March 3, 2012 -- VIENNA - Computer-aided detection (CAD) software can accurately rule out stenosis on coronary CT angiography (CCTA) in patients with acute chest pain and an intermediate risk of acute coronary syndrome, according to research presented at the European Congress of Radiology (ECR).
A research team from Heidelberg University found that CAD could yield a 100% negative predictive value in finding stenosis in emergency department (ED) patients with an intermediate pretest risk of acute coronary syndrome (ACS). CAD was also found to significantly improve the performance of an inexperienced radiologist.
"[CAD] holds great potential for improved workflow in cardiac imaging," said Dr. Thomas Henzler. He presented the study results during a scientific session on Saturday.
Believing that CAD may help to address the explosion in imaging data and studies, the researchers sought to evaluate the diagnostic accuracy of a commercially available CAD system for detecting coronary artery stenosis in CCTA. The retrospective study included 93 consecutive ED patients with acute chest pain and an intermediate pretest likelihood for ACS based on Thrombolysis in Myocardial Infarction (TIMI) criteria. All patients received CCTA.
The authors evaluated the performance of two expert radiologists (with five and 11 years of experience) as compared to the COR Analyzer (Rcadia Medical Imaging) CAD software. They also assessed the effect of CAD for an inexperienced reader with only four months of experience with CCTA.

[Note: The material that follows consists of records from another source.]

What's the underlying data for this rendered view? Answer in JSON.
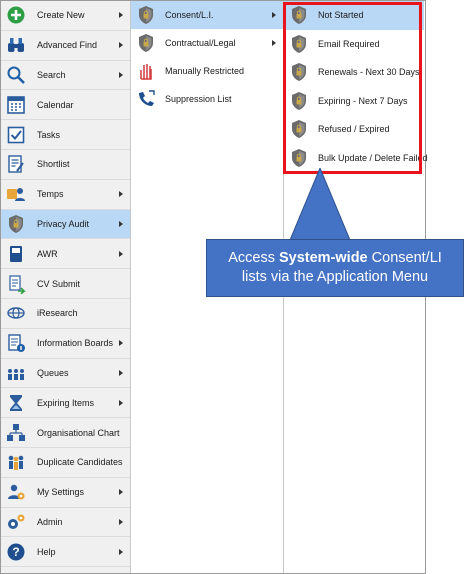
{
  "colors": {
    "selected": "#b9d8f5",
    "highlight_box": "#e8131c",
    "callout_bg": "#4472c4",
    "shield": "#6b6b6b"
  },
  "menu": [
    {
      "label": "Create New",
      "icon": "plus-circle-icon",
      "arrow": true
    },
    {
      "label": "Advanced Find",
      "icon": "binoculars-icon",
      "arrow": true
    },
    {
      "label": "Search",
      "icon": "magnifier-icon",
      "arrow": true
    },
    {
      "label": "Calendar",
      "icon": "calendar-icon",
      "arrow": false
    },
    {
      "label": "Tasks",
      "icon": "checkbox-icon",
      "arrow": false
    },
    {
      "label": "Shortlist",
      "icon": "shortlist-icon",
      "arrow": false
    },
    {
      "label": "Temps",
      "icon": "temps-icon",
      "arrow": true
    },
    {
      "label": "Privacy Audit",
      "icon": "shield-icon",
      "arrow": true,
      "selected": true
    },
    {
      "label": "AWR",
      "icon": "book-icon",
      "arrow": true
    },
    {
      "label": "CV Submit",
      "icon": "cv-submit-icon",
      "arrow": false
    },
    {
      "label": "iResearch",
      "icon": "globe-icon",
      "arrow": false
    },
    {
      "label": "Information Boards",
      "icon": "info-board-icon",
      "arrow": true
    },
    {
      "label": "Queues",
      "icon": "queue-icon",
      "arrow": true
    },
    {
      "label": "Expiring Items",
      "icon": "hourglass-icon",
      "arrow": true
    },
    {
      "label": "Organisational Chart",
      "icon": "org-chart-icon",
      "arrow": false
    },
    {
      "label": "Duplicate Candidates",
      "icon": "duplicate-people-icon",
      "arrow": false
    },
    {
      "label": "My Settings",
      "icon": "person-gear-icon",
      "arrow": true
    },
    {
      "label": "Admin",
      "icon": "gears-icon",
      "arrow": true
    },
    {
      "label": "Help",
      "icon": "help-icon",
      "arrow": true
    }
  ],
  "submenu": [
    {
      "label": "Consent/L.I.",
      "icon": "shield-icon",
      "arrow": true,
      "selected": true
    },
    {
      "label": "Contractual/Legal",
      "icon": "shield-icon",
      "arrow": true
    },
    {
      "label": "Manually Restricted",
      "icon": "restricted-hand-icon",
      "arrow": false
    },
    {
      "label": "Suppression List",
      "icon": "suppression-phone-icon",
      "arrow": false
    }
  ],
  "lists": [
    {
      "label": "Not Started",
      "icon": "shield-icon",
      "selected": true
    },
    {
      "label": "Email Required",
      "icon": "shield-icon"
    },
    {
      "label": "Renewals - Next 30 Days",
      "icon": "shield-icon"
    },
    {
      "label": "Expiring - Next 7 Days",
      "icon": "shield-icon"
    },
    {
      "label": "Refused / Expired",
      "icon": "shield-icon"
    },
    {
      "label": "Bulk Update / Delete Failed",
      "icon": "shield-icon"
    }
  ],
  "callout": {
    "prefix": "Access ",
    "bold": "System-wide",
    "middle": " Consent/LI",
    "line2": "lists via the Application Menu"
  }
}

The researchers defined stenosis as 50% or greater vessel diameter reduction in the left main (LM), left anterior descending (LAD), left circumflex (LCx), right coronary artery (RCA), or arterial side branches.

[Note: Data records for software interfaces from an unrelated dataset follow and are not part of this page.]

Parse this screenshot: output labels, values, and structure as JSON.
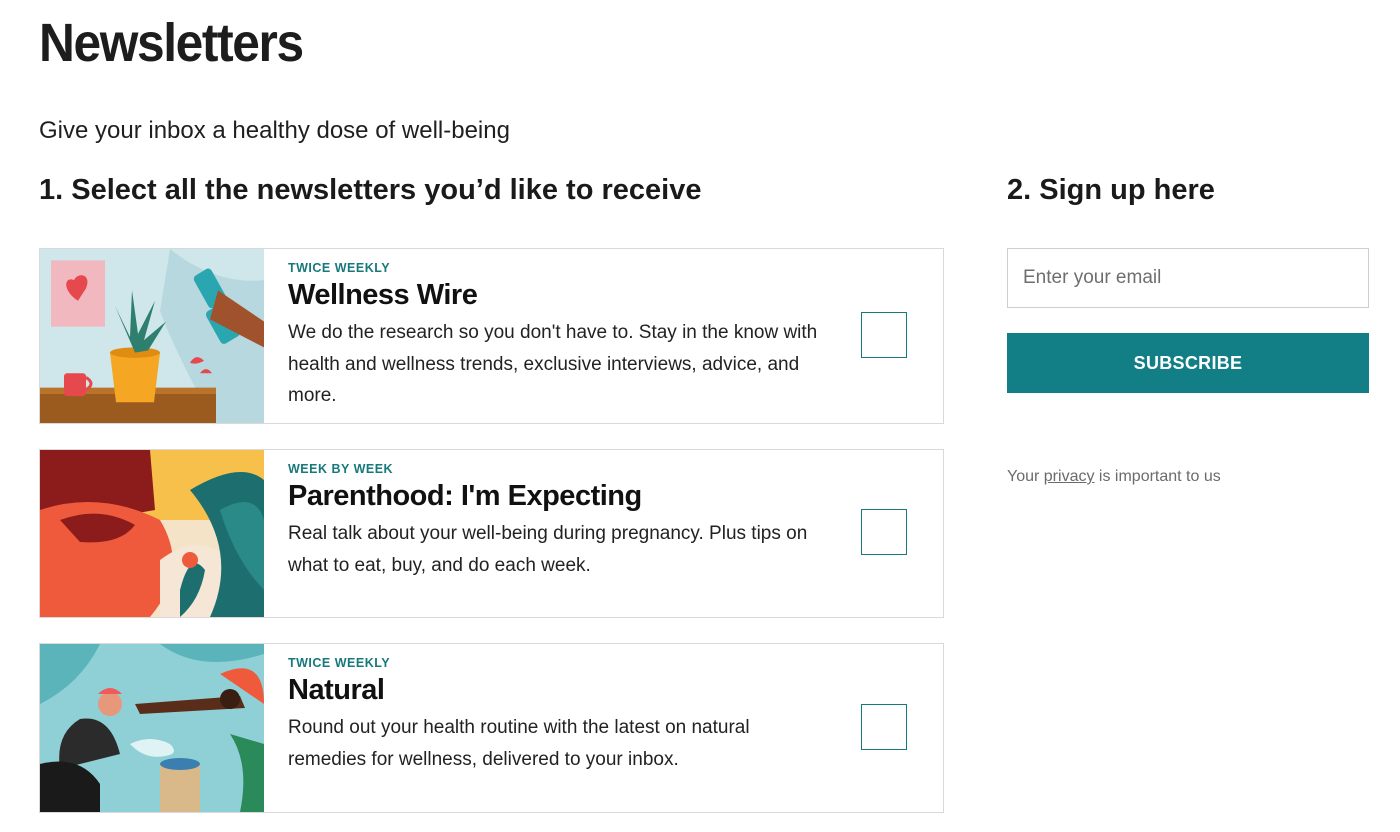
{
  "page": {
    "title": "Newsletters",
    "subtitle": "Give your inbox a healthy dose of well-being"
  },
  "steps": {
    "select_heading": "1. Select all the newsletters you’d like to receive",
    "signup_heading": "2. Sign up here"
  },
  "newsletters": [
    {
      "frequency": "TWICE WEEKLY",
      "name": "Wellness Wire",
      "description": "We do the research so you don't have to. Stay in the know with health and wellness trends, exclusive interviews, advice, and more.",
      "checked": false
    },
    {
      "frequency": "WEEK BY WEEK",
      "name": "Parenthood: I'm Expecting",
      "description": "Real talk about your well-being during pregnancy. Plus tips on what to eat, buy, and do each week.",
      "checked": false
    },
    {
      "frequency": "TWICE WEEKLY",
      "name": "Natural",
      "description": "Round out your health routine with the latest on natural remedies for wellness, delivered to your inbox.",
      "checked": false
    }
  ],
  "signup": {
    "email_placeholder": "Enter your email",
    "email_value": "",
    "subscribe_label": "SUBSCRIBE",
    "privacy_prefix": "Your ",
    "privacy_link": "privacy",
    "privacy_suffix": " is important to us"
  },
  "colors": {
    "accent": "#117f85",
    "frequency_text": "#17797c",
    "card_border": "#d9d9d9"
  },
  "icons": {
    "newsletter_1": "wellness-illustration",
    "newsletter_2": "pregnancy-illustration",
    "newsletter_3": "natural-remedies-illustration"
  }
}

There were 48 men and 45 women in the study; the average patient age was 59. In 19 of 93 patients, the CAD software failed to provide results due to technical limitations. This was mainly due to motion artifacts (six cases), poor contrast enhancement (five patients), and patients with pacemakers (eight cases), Henzler said.
"However, all of those failed studies were reported as [having] limited diagnostic accuracy by our initial clinical report because we were not absolutely sure [that we could] rule out significant stenosis in those patients," he said.

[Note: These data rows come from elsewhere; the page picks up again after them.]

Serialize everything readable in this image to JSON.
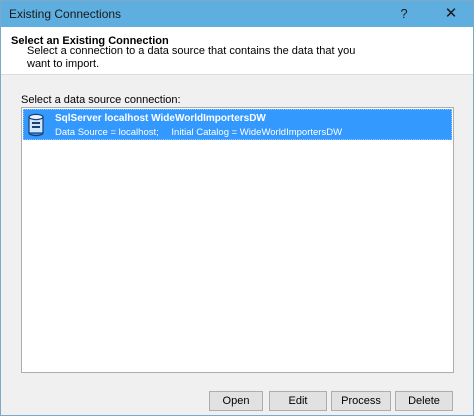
{
  "window": {
    "title": "Existing Connections",
    "help_label": "?",
    "close_label": "✕"
  },
  "header": {
    "title": "Select an Existing Connection",
    "description": "Select a connection to a data source that contains the data that you want to import."
  },
  "list": {
    "label": "Select a data source connection:",
    "items": [
      {
        "name": "SqlServer localhost WideWorldImportersDW",
        "data_source": "Data Source = localhost;",
        "initial_catalog": "Initial Catalog = WideWorldImportersDW",
        "icon": "database-icon",
        "selected": true
      }
    ]
  },
  "buttons": {
    "open": "Open",
    "edit": "Edit",
    "process": "Process",
    "delete": "Delete"
  },
  "colors": {
    "titlebar": "#5faee0",
    "selection": "#3399ff"
  }
}
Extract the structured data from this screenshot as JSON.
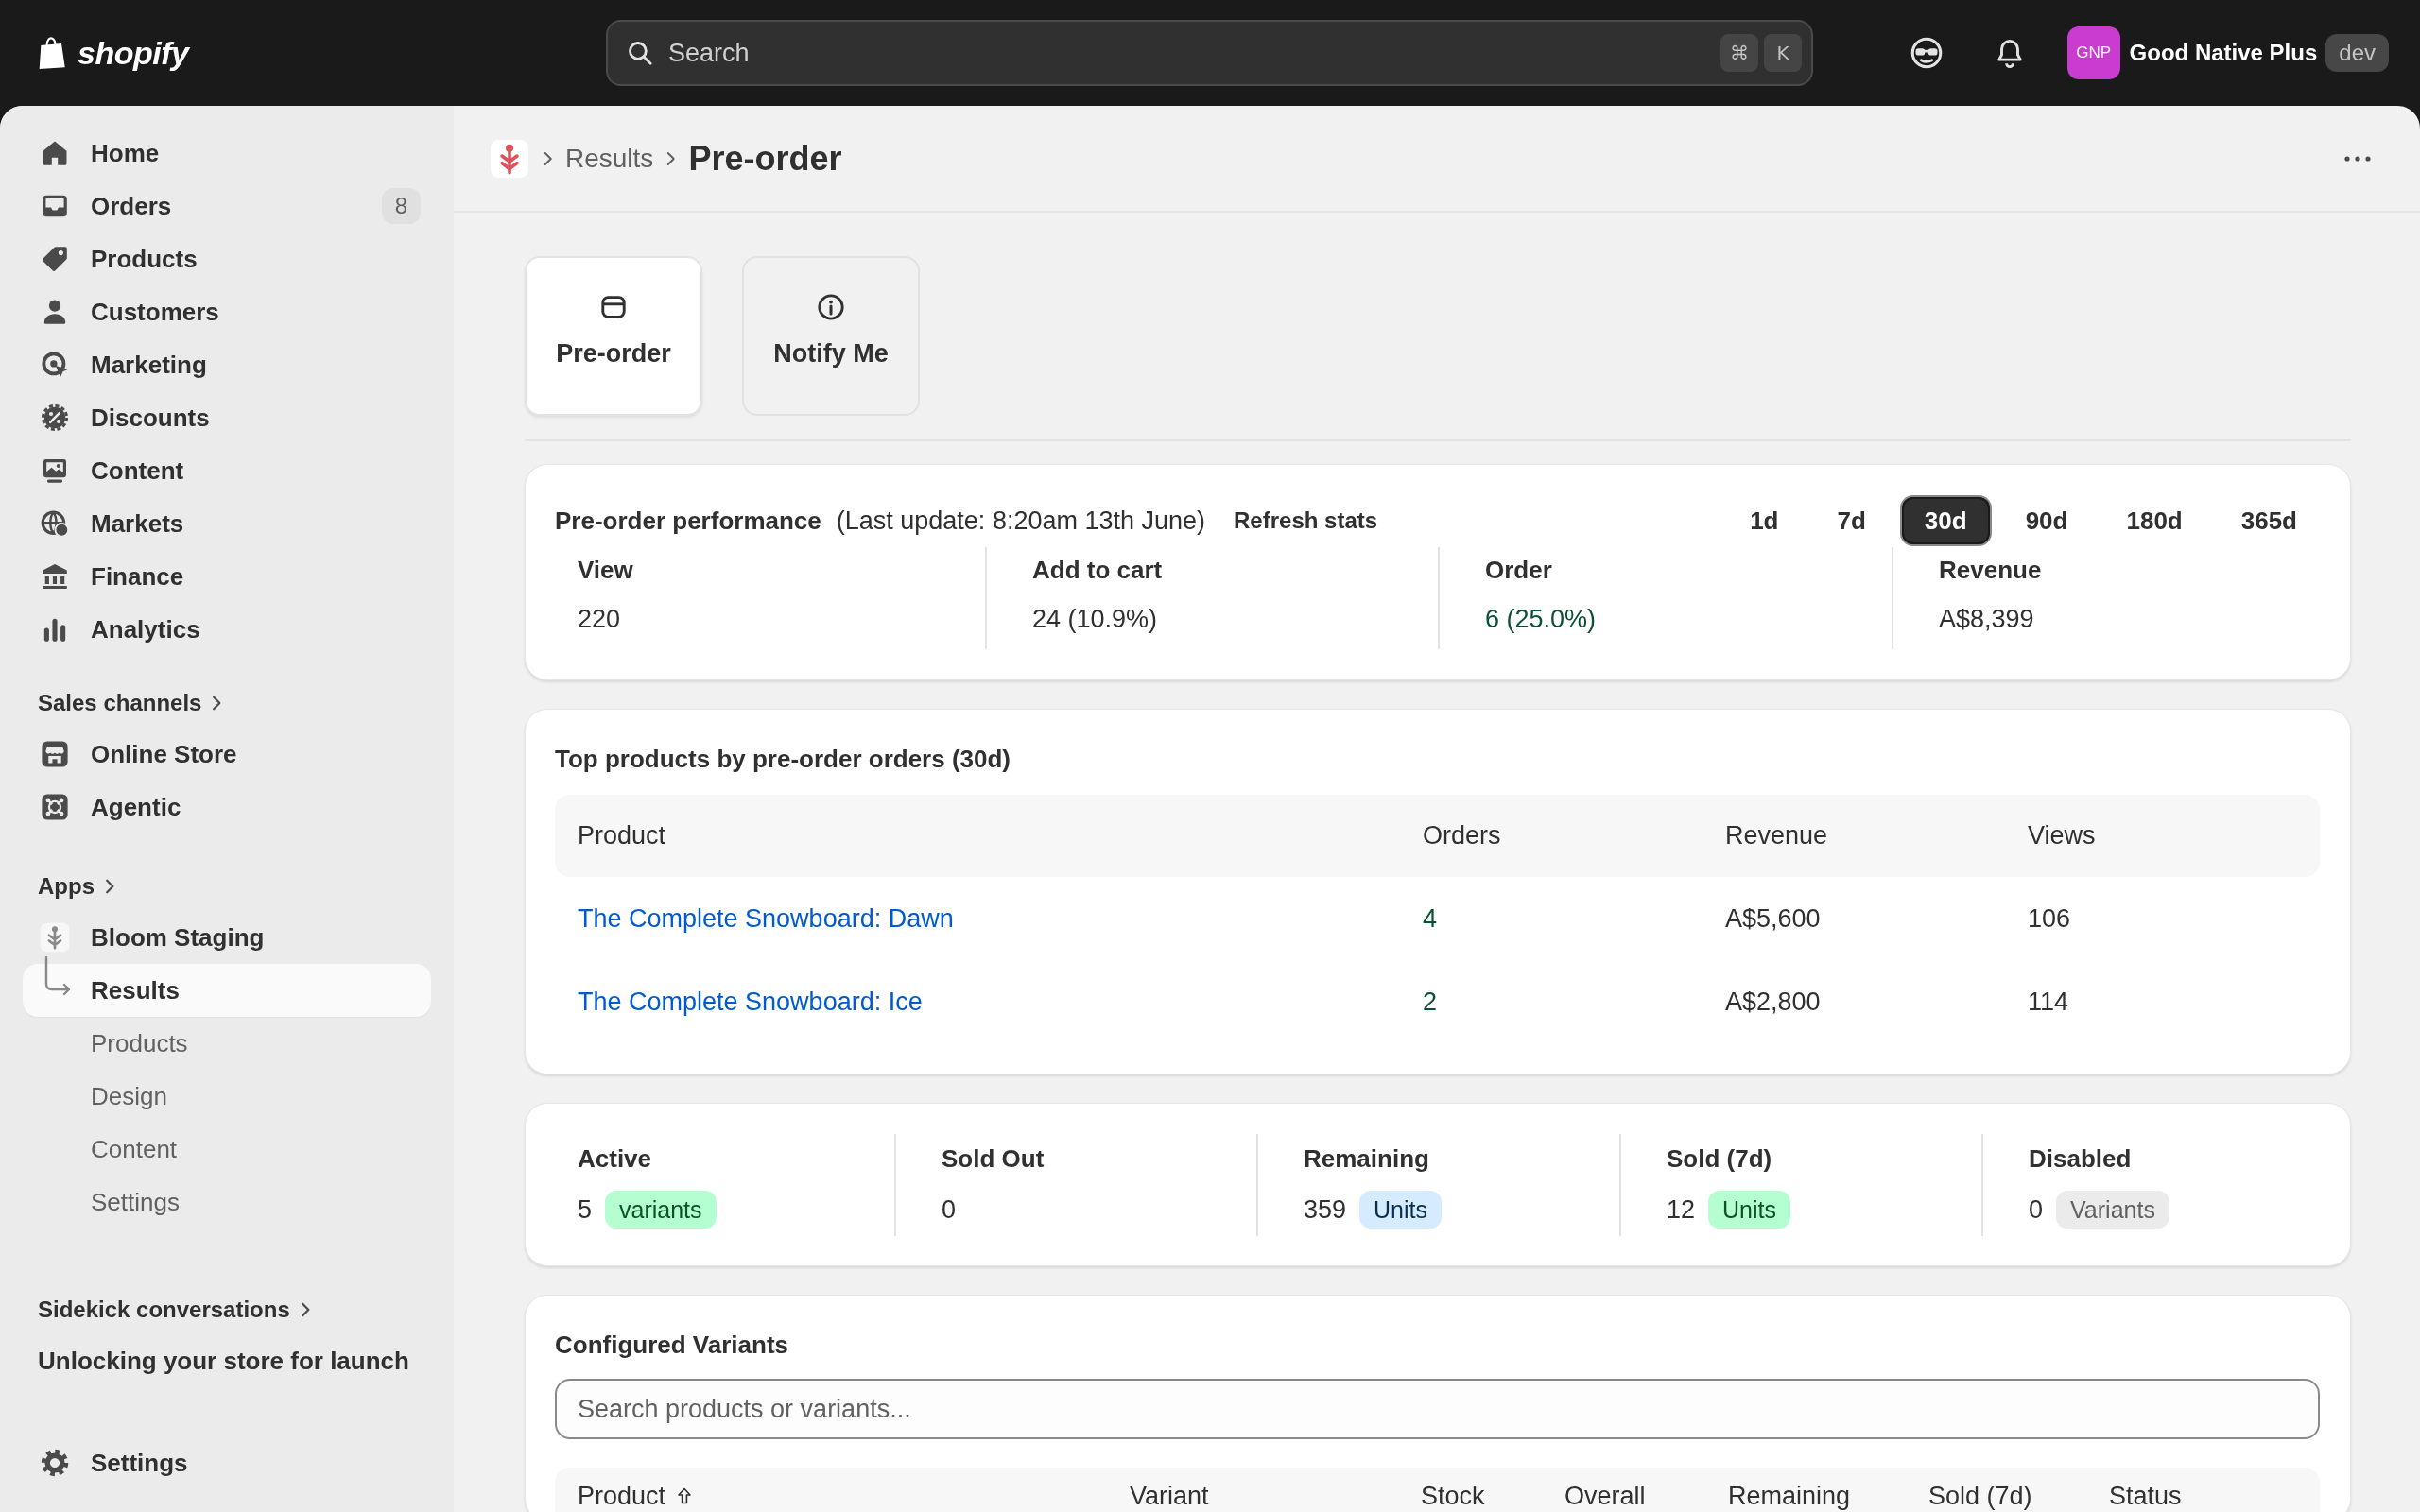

CAD performance in comparison with expert readers was as follows:
The high negative predictive value from CAD was the most important result, Henzler said.
"We have a very high negative predictive value looking at all different vascular territories and 100% negative predictive value -- if the study is absolutely accurate -- to rule out significant stenosis," he said. "In our eyes, this is very important because you need some training to read the coronary CT angiography study and this helps inexperienced readers."
In individual segments, CAD found one of three LM lesions, 22 of 23 LAD lesions, seven of 13 LCx lesions, eight of 11 RCA lesions, and five of seven arterial side branches, according to the researchers. They noted that false-positive findings from CAD were related primarily to overestimating stenotic lesions with less than 50% diameter and calcified vessels. There were five false-positive results in the LM, five in the LAD, 10 in the RCA, and four in the arterial branches, according to the team.
After a relatively poor diagnostic performance without the use of CAD, the inexperienced reader benefited significantly from CAD, Henzler said.
|Performance of inexperienced reader in stenosis detection
"[CAD] improves the diagnostic performance of inexperienced readers," he concluded.